2016 - Polynesian Luau
The Polynesian Luau – A Celebration of Polynesia and Heritage
“It was a magical trip to the islands of Polynesia with terrific South Seas food and dancing…” “It was incredible…” “It was so much fun…” Such were the expressions that those who attended the Polynesian Luau used to describe the experience that they all had that evening.
On Saturday, August 6, 2016, from 4:00 to 8:00 p.m. Bethel-Woodlawn United Methodist Churches hosted their first Polynesian Luau at Austin Peay State University Clement Auditorium, in Clarksville, Tennessee. The event included a delicious Hawaiian dinner and a spectacular Polynesian show.
Reverend Dr. Apelu Poe, the pastor of Bethel-Woodlawn United Methodist Churches, coordinated the event to raise the desperately needed money to help our Church’s Congregational Development Fund.
“Bethel-Woodlawn United Methodist Churches has been a beacon of light for the citizens of Clarksville and Woodlawn for over three hundred years. This year Bethel UMC is celebrating their two hundred and five years of Christian ministry while Woodlawn UMC, hundred and thirty-six years. When we put these two together, we are talking about over three hundred years of Christian ministries and services. That is why we thank God for all of you, Reverend Dr Poe explained, “because by joining us this evening, you have helped us raise the desperately needed money to keep these two divine vineyards going for many more years to come,”
The Polynesian Luau began at 4:00 p.m. with a delicious Hawaiian dinner at Immaculate Conception Family Center just across the street from the Austin Peay State University Clement Auditorium. The following local corporate sponsors provided the support for the event: Walmart, La Quinta Inn, Hilton Garden Inn & Suites, F & M Banks, Olive Garden Italian Restaurant, Taylor Farms, and Second Harvest Food Banks of Middle Tennessee.
The dinner was followed by a 6:30 p.m. spectacular Polynesian show at Austin Peay Clement Auditorium. Reverend Dr. Cynthia Talley, pastor of New Providence United Methodist Church, officially opened the event with a word of prayer.
“Many people have asked me, Where were you Polynesian people migrated from in the first place? Well, one theory says that we Polynesian people migrated from South America. Another says that we came from South-East Asia. Still another says that we came from the lost tribe of Israel that kept drifting and ending up in the South Seas as ancestors of Polynesian people. The good news for us,” Dr. Poe proclaimed, “is that we are not going to solve this mystery this evening. But what we will do is taking you on a tour to these South Pacific islands through their dance and music so that you can learn something about our Polynesian history and cultures.”

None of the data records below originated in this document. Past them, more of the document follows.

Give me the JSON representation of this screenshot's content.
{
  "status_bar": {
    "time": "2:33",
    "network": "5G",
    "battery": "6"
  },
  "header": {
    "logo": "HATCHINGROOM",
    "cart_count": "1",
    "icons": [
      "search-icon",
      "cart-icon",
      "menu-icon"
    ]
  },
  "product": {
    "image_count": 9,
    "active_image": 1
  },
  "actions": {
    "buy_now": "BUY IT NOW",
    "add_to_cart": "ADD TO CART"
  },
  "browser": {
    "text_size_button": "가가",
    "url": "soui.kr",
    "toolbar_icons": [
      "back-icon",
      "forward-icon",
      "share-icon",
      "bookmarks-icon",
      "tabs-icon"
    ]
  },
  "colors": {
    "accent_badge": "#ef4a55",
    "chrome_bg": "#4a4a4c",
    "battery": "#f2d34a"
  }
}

The tour to the South Pacific islands, guided by the tour guide, Faapio Poe began in Hawaii, then onto Tahiti, New Zealand, Tonga, Tokelau, Rarotonga, and ended in Samoa, widely acclaimed as the “heart of Polynesia,”
Professor Eric Stalions from Martin Methodist College said, “This was my first Luau. The similarities among the songs and dances from Hawaii, Samoa, Tonga, and New Zealand made the greatest impression on me. Such connections demonstrated a deep interconnectedness among these cultures.”

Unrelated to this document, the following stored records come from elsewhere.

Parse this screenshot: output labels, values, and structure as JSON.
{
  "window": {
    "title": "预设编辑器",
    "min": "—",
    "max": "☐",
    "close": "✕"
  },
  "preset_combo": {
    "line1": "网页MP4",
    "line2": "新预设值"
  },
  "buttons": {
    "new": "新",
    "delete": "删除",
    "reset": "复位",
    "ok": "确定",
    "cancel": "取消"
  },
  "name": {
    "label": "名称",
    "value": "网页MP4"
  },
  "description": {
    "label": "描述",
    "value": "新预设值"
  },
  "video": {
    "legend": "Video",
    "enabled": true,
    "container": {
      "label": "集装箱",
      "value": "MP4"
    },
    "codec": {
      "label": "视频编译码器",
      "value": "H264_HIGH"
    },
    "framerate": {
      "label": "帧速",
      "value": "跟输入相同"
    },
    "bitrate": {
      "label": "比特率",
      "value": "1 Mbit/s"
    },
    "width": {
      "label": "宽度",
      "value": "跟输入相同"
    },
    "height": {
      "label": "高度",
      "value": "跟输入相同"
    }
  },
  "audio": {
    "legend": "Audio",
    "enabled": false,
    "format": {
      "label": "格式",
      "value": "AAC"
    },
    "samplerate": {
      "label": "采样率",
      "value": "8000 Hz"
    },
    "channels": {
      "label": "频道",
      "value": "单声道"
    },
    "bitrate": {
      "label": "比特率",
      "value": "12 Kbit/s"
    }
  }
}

In addition, the event provided an opportunity for partnering of local churches, ethnic ministries, schools, government and non-government organizations, and businesses.
“People of many different nationalities and cultures had an opportunity to share parts of their lives with others while sampling new tastes, sounds, and visual experiences,” explained Mike Dennison, the Director of Missions & Outreach at the Brentwood United Methodist Church, “all united through a common devotion to Jesus Christ.”
Reverend Dr. Poe explained that he hoped that this celebration, which he expected would become an annual event, served as the first important step towards recognizing God’s vision for cross-cultural unity, human rights, and international peace and social justice.
“We can avoid misunderstandings and racism when we meet and interact directly with people from all over the world, and thus see them as fellow human beings with similar joys and sorrows,” explained Cherie White, a United Methodist missionary serving in Mexico who attended the event.
|Adult Sunday School||10:00 AM|
|Worhip Service||11:00 AM|
|Church Wide Bible Study||6:30 PM|
3180 Fort Campbell Blvd.
Clarksville, TN 37042